◆ PROBLEM STATEMENT
Check the lines of the listing below for the word "version", and state only how many have it.

* * *

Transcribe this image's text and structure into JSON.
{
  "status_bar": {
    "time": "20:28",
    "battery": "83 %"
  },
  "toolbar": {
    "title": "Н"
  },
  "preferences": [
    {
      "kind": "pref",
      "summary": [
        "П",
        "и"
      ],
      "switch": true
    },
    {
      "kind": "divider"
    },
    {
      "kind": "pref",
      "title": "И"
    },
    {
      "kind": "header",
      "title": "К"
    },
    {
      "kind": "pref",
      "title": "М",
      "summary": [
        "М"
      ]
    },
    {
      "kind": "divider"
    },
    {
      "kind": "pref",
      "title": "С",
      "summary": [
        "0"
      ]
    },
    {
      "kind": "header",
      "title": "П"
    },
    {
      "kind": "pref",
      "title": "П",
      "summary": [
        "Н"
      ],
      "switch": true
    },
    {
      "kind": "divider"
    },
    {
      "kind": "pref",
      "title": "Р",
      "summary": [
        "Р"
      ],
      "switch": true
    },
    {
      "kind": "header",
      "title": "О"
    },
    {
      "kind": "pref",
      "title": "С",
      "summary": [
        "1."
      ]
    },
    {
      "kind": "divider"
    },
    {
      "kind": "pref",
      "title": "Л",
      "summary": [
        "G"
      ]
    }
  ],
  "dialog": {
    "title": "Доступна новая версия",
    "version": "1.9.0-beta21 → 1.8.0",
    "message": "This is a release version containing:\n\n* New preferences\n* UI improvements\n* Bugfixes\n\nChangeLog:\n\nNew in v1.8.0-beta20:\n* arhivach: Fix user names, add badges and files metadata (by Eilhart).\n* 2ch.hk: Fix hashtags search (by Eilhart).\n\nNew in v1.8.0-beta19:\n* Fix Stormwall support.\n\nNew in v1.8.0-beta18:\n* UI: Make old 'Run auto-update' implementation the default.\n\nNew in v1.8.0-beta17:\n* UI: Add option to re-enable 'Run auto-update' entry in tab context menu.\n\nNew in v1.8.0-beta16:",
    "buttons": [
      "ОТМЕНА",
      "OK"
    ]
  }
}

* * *

◆ ANSWER BOX
2